#### Assignment:
The expected output is every entry, repeated exactly.

#### Input material:
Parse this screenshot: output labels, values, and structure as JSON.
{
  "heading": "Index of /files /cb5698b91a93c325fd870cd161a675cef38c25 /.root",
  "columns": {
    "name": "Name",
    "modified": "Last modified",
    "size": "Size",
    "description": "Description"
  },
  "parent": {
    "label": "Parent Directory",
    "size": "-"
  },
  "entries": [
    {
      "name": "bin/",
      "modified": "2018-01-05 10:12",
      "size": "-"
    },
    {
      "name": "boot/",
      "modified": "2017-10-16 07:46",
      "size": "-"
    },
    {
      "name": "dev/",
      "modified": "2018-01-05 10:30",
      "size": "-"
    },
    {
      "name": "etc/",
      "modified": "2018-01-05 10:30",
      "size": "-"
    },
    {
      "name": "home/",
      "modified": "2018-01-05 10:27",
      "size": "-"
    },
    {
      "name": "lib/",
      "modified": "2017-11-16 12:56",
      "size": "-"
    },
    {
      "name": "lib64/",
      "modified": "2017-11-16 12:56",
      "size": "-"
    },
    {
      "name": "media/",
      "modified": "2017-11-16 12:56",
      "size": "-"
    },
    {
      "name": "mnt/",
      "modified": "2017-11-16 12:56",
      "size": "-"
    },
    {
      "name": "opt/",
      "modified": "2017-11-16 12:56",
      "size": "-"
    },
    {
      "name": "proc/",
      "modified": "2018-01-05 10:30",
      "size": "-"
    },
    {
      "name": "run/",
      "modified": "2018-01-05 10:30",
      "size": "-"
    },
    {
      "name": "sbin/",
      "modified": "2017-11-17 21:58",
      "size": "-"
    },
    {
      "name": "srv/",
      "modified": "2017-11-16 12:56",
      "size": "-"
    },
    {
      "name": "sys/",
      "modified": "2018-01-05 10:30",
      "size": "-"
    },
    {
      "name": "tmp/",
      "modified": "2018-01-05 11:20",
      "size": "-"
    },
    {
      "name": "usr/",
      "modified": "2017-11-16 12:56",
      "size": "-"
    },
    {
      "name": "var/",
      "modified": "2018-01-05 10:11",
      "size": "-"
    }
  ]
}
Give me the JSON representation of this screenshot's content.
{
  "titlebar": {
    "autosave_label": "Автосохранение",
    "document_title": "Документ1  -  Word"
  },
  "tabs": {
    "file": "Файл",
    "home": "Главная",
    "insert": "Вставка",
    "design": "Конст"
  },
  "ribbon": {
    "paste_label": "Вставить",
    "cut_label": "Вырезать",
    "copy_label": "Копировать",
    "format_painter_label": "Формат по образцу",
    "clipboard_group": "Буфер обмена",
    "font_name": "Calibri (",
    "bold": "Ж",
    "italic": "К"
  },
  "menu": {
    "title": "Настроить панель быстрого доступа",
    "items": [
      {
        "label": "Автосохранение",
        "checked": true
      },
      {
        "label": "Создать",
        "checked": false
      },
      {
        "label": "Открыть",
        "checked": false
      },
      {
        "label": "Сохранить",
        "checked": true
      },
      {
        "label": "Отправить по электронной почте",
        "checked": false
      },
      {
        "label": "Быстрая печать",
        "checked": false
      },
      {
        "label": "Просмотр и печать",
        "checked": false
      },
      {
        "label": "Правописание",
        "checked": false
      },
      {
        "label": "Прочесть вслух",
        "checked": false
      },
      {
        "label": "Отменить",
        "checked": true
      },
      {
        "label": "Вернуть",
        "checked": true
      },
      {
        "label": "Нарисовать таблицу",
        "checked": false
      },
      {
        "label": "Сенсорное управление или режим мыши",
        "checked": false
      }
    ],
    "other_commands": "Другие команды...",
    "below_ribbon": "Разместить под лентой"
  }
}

#### Task result:
Parse this screenshot: output labels, values, and structure as JSON.
{
  "heading": "Index of /files /cb5698b91a93c325fd870cd161a675cef38c25 /.root",
  "columns": {
    "name": "Name",
    "modified": "Last modified",
    "size": "Size",
    "description": "Description"
  },
  "parent": {
    "label": "Parent Directory",
    "size": "-"
  },
  "entries": [
    {
      "name": "bin/",
      "modified": "2018-01-05 10:12",
      "size": "-"
    },
    {
      "name": "boot/",
      "modified": "2017-10-16 07:46",
      "size": "-"
    },
    {
      "name": "dev/",
      "modified": "2018-01-05 10:30",
      "size": "-"
    },
    {
      "name": "etc/",
      "modified": "2018-01-05 10:30",
      "size": "-"
    },
    {
      "name": "home/",
      "modified": "2018-01-05 10:27",
      "size": "-"
    },
    {
      "name": "lib/",
      "modified": "2017-11-16 12:56",
      "size": "-"
    },
    {
      "name": "lib64/",
      "modified": "2017-11-16 12:56",
      "size": "-"
    },
    {
      "name": "media/",
      "modified": "2017-11-16 12:56",
      "size": "-"
    },
    {
      "name": "mnt/",
      "modified": "2017-11-16 12:56",
      "size": "-"
    },
    {
      "name": "opt/",
      "modified": "2017-11-16 12:56",
      "size": "-"
    },
    {
      "name": "proc/",
      "modified": "2018-01-05 10:30",
      "size": "-"
    },
    {
      "name": "run/",
      "modified": "2018-01-05 10:30",
      "size": "-"
    },
    {
      "name": "sbin/",
      "modified": "2017-11-17 21:58",
      "size": "-"
    },
    {
      "name": "srv/",
      "modified": "2017-11-16 12:56",
      "size": "-"
    },
    {
      "name": "sys/",
      "modified": "2018-01-05 10:30",
      "size": "-"
    },
    {
      "name": "tmp/",
      "modified": "2018-01-05 11:20",
      "size": "-"
    },
    {
      "name": "usr/",
      "modified": "2017-11-16 12:56",
      "size": "-"
    },
    {
      "name": "var/",
      "modified": "2018-01-05 10:11",
      "size": "-"
    }
  ]
}
Give me the JSON representation of this screenshot's content.
{
  "titlebar": {
    "autosave_label": "Автосохранение",
    "document_title": "Документ1  -  Word"
  },
  "tabs": {
    "file": "Файл",
    "home": "Главная",
    "insert": "Вставка",
    "design": "Конст"
  },
  "ribbon": {
    "paste_label": "Вставить",
    "cut_label": "Вырезать",
    "copy_label": "Копировать",
    "format_painter_label": "Формат по образцу",
    "clipboard_group": "Буфер обмена",
    "font_name": "Calibri (",
    "bold": "Ж",
    "italic": "К"
  },
  "menu": {
    "title": "Настроить панель быстрого доступа",
    "items": [
      {
        "label": "Автосохранение",
        "checked": true
      },
      {
        "label": "Создать",
        "checked": false
      },
      {
        "label": "Открыть",
        "checked": false
      },
      {
        "label": "Сохранить",
        "checked": true
      },
      {
        "label": "Отправить по электронной почте",
        "checked": false
      },
      {
        "label": "Быстрая печать",
        "checked": false
      },
      {
        "label": "Просмотр и печать",
        "checked": false
      },
      {
        "label": "Правописание",
        "checked": false
      },
      {
        "label": "Прочесть вслух",
        "checked": false
      },
      {
        "label": "Отменить",
        "checked": true
      },
      {
        "label": "Вернуть",
        "checked": true
      },
      {
        "label": "Нарисовать таблицу",
        "checked": false
      },
      {
        "label": "Сенсорное управление или режим мыши",
        "checked": false
      }
    ],
    "other_commands": "Другие команды...",
    "below_ribbon": "Разместить под лентой"
  }
}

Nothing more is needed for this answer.